• What is being asked
Pull out every line below that contains the word "Worse".

----- Given data -----

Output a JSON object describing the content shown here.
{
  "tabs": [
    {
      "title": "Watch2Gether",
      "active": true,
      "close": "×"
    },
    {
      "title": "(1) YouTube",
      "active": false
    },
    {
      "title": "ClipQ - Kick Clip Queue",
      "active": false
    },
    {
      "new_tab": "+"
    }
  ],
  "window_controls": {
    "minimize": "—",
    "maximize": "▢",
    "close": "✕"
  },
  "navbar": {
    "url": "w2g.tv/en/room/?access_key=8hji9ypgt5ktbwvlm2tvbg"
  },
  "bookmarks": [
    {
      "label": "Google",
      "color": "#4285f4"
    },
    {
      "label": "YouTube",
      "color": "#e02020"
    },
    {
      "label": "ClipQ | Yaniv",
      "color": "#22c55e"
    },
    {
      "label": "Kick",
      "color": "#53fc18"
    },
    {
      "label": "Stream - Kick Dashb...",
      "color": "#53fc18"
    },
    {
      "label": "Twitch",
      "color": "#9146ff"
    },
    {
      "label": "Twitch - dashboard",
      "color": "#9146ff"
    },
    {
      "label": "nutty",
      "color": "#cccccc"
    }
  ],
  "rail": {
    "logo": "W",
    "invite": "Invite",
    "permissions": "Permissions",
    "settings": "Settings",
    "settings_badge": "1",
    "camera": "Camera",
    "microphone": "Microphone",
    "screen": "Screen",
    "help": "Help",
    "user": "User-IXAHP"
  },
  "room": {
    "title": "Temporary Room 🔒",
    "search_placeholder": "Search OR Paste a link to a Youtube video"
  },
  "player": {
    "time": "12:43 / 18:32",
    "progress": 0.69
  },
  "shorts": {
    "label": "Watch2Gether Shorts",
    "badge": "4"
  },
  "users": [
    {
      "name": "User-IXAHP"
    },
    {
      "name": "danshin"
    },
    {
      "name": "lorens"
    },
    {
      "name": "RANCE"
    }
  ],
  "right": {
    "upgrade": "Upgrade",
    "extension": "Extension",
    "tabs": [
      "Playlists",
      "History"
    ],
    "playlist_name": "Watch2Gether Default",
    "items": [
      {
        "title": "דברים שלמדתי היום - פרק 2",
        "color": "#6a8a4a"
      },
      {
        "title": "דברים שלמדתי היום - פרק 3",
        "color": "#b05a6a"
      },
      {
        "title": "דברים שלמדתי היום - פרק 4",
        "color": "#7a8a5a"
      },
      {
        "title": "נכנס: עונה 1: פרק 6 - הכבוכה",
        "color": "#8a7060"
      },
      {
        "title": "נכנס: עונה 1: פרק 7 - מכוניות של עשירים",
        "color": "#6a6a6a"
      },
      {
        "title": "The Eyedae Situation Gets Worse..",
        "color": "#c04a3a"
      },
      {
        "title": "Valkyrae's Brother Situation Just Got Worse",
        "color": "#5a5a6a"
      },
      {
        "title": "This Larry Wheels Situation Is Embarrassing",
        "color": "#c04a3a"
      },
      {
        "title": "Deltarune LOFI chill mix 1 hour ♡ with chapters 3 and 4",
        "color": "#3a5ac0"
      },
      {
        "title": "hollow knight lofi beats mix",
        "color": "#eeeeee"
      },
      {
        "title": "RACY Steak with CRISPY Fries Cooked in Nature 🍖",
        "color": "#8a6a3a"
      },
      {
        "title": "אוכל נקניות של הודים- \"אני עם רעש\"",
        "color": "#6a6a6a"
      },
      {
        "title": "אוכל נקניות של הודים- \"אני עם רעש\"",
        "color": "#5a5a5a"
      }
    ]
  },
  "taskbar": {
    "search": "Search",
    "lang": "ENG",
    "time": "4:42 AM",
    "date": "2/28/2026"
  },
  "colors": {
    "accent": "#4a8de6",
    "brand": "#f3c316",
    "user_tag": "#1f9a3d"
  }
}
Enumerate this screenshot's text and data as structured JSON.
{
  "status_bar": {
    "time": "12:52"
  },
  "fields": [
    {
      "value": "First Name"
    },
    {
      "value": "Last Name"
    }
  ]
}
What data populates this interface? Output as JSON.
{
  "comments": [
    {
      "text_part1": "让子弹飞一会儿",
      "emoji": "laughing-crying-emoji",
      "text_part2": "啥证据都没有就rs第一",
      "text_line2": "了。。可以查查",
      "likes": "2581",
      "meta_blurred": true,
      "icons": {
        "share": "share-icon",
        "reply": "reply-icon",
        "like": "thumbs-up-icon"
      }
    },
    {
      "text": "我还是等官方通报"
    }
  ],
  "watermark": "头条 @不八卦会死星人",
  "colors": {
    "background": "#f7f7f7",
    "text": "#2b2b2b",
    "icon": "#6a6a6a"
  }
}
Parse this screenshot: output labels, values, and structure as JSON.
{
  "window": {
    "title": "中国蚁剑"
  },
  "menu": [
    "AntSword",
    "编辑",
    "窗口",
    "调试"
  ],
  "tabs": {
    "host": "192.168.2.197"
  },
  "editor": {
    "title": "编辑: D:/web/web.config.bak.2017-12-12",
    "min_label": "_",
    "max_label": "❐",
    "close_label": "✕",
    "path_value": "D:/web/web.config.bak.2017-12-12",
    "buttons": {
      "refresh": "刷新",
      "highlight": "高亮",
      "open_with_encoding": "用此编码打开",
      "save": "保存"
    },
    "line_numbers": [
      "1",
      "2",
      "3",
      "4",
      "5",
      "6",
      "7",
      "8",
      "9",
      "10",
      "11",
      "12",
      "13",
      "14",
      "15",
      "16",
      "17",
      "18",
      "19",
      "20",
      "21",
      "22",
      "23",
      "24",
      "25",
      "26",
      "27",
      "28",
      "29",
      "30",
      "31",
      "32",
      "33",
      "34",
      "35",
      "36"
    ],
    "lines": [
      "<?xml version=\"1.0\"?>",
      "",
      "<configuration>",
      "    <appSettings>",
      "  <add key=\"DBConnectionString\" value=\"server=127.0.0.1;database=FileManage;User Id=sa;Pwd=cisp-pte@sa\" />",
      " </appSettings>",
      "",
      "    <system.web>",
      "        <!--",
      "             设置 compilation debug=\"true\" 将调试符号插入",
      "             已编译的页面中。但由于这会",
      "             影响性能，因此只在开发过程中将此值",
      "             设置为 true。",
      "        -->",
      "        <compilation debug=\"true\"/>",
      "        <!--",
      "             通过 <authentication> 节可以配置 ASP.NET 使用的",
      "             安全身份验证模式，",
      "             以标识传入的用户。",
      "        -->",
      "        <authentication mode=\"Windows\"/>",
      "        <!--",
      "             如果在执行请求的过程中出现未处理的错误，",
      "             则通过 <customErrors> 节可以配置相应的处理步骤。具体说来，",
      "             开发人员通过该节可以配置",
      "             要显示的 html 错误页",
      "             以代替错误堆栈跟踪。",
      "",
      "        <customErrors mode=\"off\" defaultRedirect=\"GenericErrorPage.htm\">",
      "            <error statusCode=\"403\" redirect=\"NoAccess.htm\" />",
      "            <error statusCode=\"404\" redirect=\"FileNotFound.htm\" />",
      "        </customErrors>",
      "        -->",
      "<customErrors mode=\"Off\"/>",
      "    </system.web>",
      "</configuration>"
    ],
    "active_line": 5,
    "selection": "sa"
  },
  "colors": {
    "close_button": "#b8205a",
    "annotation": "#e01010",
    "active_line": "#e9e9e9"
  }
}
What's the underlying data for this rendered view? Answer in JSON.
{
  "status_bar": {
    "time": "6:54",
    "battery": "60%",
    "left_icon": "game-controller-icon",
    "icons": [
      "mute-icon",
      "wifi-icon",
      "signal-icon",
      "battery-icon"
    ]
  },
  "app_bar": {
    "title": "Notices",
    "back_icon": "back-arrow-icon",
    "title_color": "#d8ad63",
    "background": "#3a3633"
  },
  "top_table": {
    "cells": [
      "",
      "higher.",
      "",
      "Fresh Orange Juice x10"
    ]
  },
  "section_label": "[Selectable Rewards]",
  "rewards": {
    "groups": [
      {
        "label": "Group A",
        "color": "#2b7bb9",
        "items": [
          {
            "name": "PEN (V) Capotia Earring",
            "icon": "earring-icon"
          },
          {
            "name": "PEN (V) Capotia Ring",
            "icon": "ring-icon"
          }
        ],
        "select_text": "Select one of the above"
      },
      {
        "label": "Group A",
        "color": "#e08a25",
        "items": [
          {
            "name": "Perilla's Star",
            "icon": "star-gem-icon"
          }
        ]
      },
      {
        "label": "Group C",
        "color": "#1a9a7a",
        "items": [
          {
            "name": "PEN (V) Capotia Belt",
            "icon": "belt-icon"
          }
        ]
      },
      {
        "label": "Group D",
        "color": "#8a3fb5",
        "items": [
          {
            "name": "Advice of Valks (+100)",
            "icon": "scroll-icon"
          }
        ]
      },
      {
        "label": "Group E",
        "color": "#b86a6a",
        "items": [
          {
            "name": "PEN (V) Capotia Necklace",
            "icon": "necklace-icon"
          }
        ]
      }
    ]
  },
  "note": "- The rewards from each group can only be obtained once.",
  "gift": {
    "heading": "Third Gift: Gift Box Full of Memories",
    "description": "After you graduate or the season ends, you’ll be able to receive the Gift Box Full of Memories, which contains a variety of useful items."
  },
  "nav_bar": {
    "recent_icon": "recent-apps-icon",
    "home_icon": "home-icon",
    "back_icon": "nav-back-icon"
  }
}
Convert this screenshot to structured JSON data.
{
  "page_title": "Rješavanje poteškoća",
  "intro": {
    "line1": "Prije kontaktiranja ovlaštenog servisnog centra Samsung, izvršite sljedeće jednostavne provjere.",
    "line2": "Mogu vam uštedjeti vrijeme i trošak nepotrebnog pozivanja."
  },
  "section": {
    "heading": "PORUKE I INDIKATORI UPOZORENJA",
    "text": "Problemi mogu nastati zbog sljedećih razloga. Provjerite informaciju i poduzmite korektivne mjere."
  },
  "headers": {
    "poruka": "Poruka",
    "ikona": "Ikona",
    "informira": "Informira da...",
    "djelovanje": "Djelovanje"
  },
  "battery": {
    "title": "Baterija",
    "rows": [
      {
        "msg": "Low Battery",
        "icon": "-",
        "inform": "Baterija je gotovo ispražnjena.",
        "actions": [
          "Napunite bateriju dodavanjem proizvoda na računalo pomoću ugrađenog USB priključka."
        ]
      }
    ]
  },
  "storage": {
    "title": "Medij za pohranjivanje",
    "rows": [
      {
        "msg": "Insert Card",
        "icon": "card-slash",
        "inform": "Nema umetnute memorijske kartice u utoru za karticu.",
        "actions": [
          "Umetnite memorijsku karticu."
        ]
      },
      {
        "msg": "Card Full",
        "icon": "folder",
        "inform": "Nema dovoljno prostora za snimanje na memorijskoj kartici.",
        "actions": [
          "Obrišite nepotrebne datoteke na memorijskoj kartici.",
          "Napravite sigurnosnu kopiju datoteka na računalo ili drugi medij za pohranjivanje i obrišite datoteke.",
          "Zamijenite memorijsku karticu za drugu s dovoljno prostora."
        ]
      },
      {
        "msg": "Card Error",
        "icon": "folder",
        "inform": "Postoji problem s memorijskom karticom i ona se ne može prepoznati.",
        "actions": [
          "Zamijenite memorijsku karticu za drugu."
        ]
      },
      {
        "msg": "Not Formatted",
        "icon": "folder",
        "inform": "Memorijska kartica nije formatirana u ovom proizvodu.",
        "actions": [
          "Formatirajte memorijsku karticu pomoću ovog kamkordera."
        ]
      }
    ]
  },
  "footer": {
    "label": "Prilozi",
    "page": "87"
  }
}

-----

• Solution to this task
        "title": "The Eyedae Situation Gets Worse..",
        "title": "Valkyrae's Brother Situation Just Got Worse",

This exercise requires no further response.